HONG KONG: Asian markets sank Monday following big losses on Wall Street as inflation worries and the spreading Delta virus variant fuel worries about the global recovery, while oil prices also sank after top producers reached a deal to hike output.
Hong Kong was the worst hit after the United States warned businesses about the "growing risks" of operating in the city as China tightens its grip, raising concerns about its future as a financial hub.
With vaccines being rolled out around the world and some governments easing lockdowns, equities enjoyed a healthy first half of the year, with many hitting records or multi-year highs as traders bet on a strong rebound from last year's pandemic-induced collapse.
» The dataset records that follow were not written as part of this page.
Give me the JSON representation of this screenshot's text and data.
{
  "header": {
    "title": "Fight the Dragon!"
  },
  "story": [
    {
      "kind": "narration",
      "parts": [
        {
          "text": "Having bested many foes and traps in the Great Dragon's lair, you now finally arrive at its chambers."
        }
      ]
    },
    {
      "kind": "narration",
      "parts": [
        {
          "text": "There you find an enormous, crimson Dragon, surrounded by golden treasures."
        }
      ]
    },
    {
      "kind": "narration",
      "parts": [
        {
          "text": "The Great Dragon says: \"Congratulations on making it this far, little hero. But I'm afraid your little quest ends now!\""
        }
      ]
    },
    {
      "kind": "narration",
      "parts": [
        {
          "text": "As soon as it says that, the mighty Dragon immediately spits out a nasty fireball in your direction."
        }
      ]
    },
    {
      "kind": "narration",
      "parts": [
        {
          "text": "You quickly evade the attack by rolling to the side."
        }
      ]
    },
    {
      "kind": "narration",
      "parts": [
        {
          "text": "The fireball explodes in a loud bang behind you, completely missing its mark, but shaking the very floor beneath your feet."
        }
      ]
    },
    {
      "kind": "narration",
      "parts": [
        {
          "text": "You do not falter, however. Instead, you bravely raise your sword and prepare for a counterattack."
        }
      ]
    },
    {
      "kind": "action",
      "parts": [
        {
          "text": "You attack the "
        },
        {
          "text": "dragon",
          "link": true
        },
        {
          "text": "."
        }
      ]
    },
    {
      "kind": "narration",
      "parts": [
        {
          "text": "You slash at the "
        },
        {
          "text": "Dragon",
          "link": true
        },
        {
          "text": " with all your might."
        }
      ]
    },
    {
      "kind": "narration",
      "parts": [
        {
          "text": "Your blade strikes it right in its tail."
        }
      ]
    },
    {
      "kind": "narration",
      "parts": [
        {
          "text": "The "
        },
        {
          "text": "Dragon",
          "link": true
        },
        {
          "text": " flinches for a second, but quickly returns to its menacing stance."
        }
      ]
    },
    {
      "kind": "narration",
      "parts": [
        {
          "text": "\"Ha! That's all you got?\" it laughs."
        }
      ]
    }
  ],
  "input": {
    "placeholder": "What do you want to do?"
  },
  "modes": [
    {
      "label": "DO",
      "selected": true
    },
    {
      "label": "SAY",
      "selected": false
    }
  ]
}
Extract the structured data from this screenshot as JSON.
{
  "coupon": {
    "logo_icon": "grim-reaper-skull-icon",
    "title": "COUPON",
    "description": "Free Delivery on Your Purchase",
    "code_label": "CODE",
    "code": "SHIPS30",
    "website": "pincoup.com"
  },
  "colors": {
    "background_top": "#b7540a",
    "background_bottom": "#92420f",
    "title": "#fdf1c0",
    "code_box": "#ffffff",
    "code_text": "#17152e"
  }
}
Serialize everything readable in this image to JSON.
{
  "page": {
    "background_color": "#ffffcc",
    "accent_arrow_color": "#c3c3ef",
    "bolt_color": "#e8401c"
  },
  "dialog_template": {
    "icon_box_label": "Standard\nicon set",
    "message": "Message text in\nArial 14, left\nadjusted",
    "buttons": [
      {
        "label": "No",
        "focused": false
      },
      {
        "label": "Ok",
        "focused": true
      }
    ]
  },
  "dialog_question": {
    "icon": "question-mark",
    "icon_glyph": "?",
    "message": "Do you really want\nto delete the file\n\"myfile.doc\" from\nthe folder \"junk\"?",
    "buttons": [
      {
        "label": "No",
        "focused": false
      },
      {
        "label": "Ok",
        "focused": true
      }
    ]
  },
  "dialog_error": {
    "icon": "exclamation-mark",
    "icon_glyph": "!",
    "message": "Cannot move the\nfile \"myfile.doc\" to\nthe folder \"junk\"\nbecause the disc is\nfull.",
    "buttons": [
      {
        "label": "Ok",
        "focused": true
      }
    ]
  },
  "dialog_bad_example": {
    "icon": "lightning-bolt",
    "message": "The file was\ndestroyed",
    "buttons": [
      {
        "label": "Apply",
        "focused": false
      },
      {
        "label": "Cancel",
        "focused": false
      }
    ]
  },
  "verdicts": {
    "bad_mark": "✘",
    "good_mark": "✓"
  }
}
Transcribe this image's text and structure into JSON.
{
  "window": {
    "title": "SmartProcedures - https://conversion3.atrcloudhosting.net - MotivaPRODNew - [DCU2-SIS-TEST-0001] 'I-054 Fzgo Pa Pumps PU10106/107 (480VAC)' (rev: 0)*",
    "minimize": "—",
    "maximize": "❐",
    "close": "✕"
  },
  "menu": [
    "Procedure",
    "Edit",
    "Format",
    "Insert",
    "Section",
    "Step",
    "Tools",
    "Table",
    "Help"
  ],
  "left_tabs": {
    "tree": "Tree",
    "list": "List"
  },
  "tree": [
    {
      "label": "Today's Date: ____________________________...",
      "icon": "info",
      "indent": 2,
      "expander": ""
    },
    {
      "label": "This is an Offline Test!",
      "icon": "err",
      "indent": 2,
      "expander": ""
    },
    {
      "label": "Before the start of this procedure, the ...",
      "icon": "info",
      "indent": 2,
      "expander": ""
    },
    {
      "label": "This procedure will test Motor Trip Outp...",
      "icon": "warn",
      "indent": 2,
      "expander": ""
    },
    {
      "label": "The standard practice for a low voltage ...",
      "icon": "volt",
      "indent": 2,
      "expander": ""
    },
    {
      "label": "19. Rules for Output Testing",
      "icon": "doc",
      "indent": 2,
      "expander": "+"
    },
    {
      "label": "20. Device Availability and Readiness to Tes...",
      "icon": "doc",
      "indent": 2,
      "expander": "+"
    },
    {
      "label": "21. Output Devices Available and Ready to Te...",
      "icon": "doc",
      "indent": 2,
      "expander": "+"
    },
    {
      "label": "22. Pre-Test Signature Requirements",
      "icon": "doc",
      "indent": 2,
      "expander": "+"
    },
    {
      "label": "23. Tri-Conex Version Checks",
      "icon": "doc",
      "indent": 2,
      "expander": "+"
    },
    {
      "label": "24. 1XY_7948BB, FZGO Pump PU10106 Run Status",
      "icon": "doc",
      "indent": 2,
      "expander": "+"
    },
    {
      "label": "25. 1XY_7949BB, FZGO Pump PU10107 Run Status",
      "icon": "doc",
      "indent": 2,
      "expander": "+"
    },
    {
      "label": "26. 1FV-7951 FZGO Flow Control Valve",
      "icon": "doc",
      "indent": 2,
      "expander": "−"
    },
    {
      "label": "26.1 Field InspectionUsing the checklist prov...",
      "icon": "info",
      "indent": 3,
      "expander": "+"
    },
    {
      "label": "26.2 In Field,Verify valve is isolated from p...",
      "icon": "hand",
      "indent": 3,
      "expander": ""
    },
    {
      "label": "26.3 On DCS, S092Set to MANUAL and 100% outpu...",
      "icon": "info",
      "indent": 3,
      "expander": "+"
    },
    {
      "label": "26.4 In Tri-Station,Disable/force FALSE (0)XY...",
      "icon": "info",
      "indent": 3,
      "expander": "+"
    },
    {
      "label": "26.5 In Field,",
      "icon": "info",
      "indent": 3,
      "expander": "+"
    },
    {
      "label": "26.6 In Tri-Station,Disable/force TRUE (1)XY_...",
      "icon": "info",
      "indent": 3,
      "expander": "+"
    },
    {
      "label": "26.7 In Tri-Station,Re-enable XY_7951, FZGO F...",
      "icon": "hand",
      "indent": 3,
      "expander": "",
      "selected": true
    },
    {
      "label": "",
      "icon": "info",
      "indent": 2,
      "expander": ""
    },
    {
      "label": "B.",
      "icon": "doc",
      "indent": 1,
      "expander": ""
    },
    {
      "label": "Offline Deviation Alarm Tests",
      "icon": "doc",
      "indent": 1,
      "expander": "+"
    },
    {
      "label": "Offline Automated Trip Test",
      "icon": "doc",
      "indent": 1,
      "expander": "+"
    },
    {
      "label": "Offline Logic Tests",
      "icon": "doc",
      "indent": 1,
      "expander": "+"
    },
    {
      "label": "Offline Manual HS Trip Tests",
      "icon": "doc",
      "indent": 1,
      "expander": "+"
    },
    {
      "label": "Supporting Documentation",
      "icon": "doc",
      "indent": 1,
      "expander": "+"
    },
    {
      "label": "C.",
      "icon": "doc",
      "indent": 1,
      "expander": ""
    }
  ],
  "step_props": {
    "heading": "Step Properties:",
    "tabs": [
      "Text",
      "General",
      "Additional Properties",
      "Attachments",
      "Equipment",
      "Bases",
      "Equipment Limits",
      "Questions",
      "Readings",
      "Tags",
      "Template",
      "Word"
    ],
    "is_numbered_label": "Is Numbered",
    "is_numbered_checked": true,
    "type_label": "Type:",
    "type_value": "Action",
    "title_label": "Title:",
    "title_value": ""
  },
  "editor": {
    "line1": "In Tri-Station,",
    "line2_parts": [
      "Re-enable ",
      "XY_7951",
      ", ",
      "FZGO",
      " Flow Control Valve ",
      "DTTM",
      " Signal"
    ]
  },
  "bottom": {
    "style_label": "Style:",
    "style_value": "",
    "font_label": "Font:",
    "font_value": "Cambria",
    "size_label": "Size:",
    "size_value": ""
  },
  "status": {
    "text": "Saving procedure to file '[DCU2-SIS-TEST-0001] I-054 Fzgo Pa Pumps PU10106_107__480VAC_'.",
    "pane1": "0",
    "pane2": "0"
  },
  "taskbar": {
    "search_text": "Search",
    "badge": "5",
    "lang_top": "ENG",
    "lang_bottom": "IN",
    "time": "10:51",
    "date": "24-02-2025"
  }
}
But the frightening spread of the highly transmissible Delta variant has thrown a spanner in the works as leaders in several countries -- particularly those with slow inoculation programmes -- reimpose lockdowns and other containment measures.
Even in parts of the world where most people have been jabbed and reopenings continue, such as England, there is a growing concern about a surge in new cases.
That has raised worries that the expected recovery will not be as strong as first hoped.
Meanwhile, a surge in inflation has rekindled speculation that the Federal Reserve and other central banks could be forced to wind down their ultra-loose monetary policies and raise interest rates sooner than expected.
Treasury Secretary Janet Yellen last Thursday warned prices rises will continue to be strong for the next few months but that they would eventually slow down.
"Markets are... dealing with a burst of inflation pressure that hasn't been observed for quite some time," said Michael Hood, at JP Morgan Asset Management.
He said there was "uncertainty about whether it will be temporary or lasting, and a Federal Reserve that is viewing all this through the lens of an untested and somewhat vague new framework, which they've not been able to communicate very clearly about".
Oil drops after output deal
"There's also plenty of ambiguity about the fiscal policy outlook," he wrote in a note, adding: "Finally, there's the Delta variant, which is forcing investors to re-focus on the virus at a time when most had been happy to leave that issue behind.
"Needless to say, all this is happening at a time when valuations - across equities, bonds, and credit - are pretty elevated."
After all three main indexes on Wall Street fell into the red last week, Asia followed suit.
Hong Kong shed more than two percent, with traders also weighing a US advisory on doing businesses there in light of China's clampdown.
The much-anticipated report acknowledged the former British colony "retains many economic distinctions" from the mainland, including stronger protections of intellectual property but raised concerns about the fragile working environment following the introduction of a national security law last year.
Tokyo, Singapore, Seoul and Manila all lost more than one percent, while there were also big losses in Shanghai, Sydney, Taipei, Jakarta and Wellington.
Energy firms were among those suffering selling pressure after OPEC and other major producers finally reached a deal Sunday to pump more oil, bringing an end to a standoff.
The OPEC+ meeting agreed to produce an extra 400,000 barrels per day a month from August to meet rising demand and temper price rises, which would help keep the global recovery on track.
Negotiations on easing production cuts became deadlocked earlier in July owing to a row between the world's largest oil exporter Saudi Arabia and neighbour the United Arab Emirates.
Prices had been sitting around three-year highs as traders fretted that supplies would not be enough to meet improving demand.
But Daniel Hynes, of Australia & New Zealand Banking Group, said: "The deal reached over the weekend is likely to lead to some further weakness in the short term, as investors unwind positions on the prospects of higher supply."
However, he said the market was still relatively tight, meaning the drop in prices would likely be short-lived.